Hollywood's business model affecting Europe
LONDON — Hollywood has figured out a New World Order — one that works for the big studios. Filmmakers from the rest of the world, however, are dubious whether it works for them.
Over the past two weeks, I found myself wedged into the center of Europe, where this love-hate relationship has been bruisingly apparent. Presiding over a jury at the Karlovy Vary Film Festival in the Czech Republic, I had abundant opportunity to talk with diverse filmmakers from around Europe and learn about their hopes and apprehensions.
Karlovy Vary is a quaintly picturesque spa town in Western Bohemia. Its festival attracts young film fans from around Europe while its robust economy lures big bucks from Russia — money being lavished on new hotels and spas.
Talk to filmmakers who come to the fest to show their wares, and you find yourself grappling with three persistent questions:
- Hollywood’s new business model of mega-sequels, partially financed by hedge funds, has clearly reinforced U.S. dominance at the world box office, but where does this leave the Euros? There’s no way Europe’s auteur-driven cinema, with its modest government subsidies, can compete on a marketing level with Hollywood’s mighty film fusillades. Should local filmmakers even try to compete, or further turn inward?
- While American blockbusters own the world, Europe’s subtitled films occupy an ever smaller share of the U.S. market. Filmmakers abroad wonder why U.S. audiences don’t react against the tyranny of the tentpoles by rallying around auteur offerings.
- European filmmakers (particularly Brits) once were welcomed into the Hollywood directing fraternity (indeed, actively recruited), but today these opportunities seem to be shutting down. While Euro filmmakers are increasingly intimidated by studio budgets and bureaucracies, some would love to try their hand in shaping Hollywood product, but feel the invitations have disappeared.
The upshot: European filmmakers understand more than ever that Hollywood is on to something, but they are wary about its impact on them.
Spend a couple of weeks viewing new films from around Europe and these contrasts become readily apparent. Studio movies are about story, European films about sensibility.

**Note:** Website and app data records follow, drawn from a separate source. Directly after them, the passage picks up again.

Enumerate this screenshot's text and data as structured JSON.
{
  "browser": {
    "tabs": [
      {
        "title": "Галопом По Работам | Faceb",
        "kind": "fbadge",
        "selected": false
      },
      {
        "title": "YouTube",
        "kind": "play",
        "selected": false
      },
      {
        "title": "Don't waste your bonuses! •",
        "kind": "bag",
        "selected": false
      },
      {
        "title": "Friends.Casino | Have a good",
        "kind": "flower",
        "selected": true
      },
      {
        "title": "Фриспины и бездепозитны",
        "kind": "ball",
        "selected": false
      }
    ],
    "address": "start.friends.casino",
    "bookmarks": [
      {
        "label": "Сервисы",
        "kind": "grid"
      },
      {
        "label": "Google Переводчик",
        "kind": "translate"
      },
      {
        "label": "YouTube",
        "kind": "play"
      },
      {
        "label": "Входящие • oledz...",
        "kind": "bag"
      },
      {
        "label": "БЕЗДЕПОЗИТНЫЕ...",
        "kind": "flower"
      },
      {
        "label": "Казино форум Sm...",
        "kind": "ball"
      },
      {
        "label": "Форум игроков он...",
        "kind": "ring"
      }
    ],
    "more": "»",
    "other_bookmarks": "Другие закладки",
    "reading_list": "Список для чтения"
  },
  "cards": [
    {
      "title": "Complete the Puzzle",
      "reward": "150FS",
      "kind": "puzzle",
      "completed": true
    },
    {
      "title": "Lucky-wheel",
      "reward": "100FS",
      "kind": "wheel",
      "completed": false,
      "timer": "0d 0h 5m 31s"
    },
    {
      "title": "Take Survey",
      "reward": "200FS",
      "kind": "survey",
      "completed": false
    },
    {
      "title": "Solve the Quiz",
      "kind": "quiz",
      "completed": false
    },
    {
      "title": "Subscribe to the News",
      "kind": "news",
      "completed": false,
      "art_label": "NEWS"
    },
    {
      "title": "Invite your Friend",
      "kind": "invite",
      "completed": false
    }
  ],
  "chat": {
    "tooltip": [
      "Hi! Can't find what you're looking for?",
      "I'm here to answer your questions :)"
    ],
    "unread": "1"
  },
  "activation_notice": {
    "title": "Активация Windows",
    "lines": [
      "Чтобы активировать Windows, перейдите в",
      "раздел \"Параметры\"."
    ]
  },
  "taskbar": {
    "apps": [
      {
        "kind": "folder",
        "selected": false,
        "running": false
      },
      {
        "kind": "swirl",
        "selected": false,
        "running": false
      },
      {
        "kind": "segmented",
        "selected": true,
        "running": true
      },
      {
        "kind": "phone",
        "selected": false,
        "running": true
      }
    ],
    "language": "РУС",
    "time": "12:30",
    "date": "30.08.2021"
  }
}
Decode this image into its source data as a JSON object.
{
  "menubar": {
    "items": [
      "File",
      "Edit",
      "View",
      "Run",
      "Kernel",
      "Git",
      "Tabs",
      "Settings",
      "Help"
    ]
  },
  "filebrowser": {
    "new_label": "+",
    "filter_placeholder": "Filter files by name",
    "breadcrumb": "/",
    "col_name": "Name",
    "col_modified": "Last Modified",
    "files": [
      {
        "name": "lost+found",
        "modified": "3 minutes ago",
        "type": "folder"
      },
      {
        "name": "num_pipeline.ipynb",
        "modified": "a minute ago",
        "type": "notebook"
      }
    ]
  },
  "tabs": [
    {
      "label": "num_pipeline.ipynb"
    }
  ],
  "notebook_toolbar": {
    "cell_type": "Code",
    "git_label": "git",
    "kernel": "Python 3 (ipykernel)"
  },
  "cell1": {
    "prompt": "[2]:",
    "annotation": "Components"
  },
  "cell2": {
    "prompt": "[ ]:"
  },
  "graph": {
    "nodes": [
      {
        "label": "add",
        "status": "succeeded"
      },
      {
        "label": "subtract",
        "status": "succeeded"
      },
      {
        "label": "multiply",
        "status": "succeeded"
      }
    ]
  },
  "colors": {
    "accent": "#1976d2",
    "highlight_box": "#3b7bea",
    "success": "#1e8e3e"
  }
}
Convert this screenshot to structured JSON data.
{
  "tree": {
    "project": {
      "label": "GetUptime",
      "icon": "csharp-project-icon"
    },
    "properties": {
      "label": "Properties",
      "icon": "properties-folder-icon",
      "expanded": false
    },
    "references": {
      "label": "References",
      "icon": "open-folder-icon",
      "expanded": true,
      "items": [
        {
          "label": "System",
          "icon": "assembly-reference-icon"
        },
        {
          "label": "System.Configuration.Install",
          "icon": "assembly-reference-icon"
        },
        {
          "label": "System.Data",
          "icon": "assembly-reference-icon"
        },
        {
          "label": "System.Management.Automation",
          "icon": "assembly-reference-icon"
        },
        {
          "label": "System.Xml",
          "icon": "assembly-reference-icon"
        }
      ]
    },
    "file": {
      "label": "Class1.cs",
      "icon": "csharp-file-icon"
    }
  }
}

Hollywood movies assault audiences, while Euro films assuage them. Euro directors reject the notion of script development because there’s often no script.
The results can be dreary or enriching. In one film at Karlovy Vary, oddly titled “The Art of Negative Thinking,” a Norwegian filmmaker, Bard Breien, confronts his audience with a group of angry, thoroughly hostile cripples and, incredibly, comes away with a hilarious and courageous comedy. A comedy about cripples? That would float well at a studio.
Breien had 20 days to shoot his film and 12 weeks to edit. He was grateful for his modest subsidy. I asked him if he would relish Hollywood’s more generous budgets, and he said, “Sure — but would they let me make my films?”
Probably not. But, to be sure, the studios have each set up divisions to finance and distribute specialty films that would take on more daring subjects. Some, it might be hoped, would even reach out to Euro talent.
But the story of this summer is all about tentpoles and their remarkable track record. The bankers and distributors writing the checks for European cinema stand in awe of “the terrible threes” — “Shrek 3,” “Pirates 3” and “Spider-Man 3” — and the dominance they have established across Europe. Clearly Hollywood has built an effective assembly line for its big-budget films, which, despite their dizzying costs, turn out a dependable 12% to 15% return on investment for studios and their financing partners. The risks would seem to have moderated, the returns seem vastly more reliable.
Europe may relish its opportunities to create a “Negative Thinking,” but Hollywood likes to think positive. The cultural gap, meanwhile, continues to widen.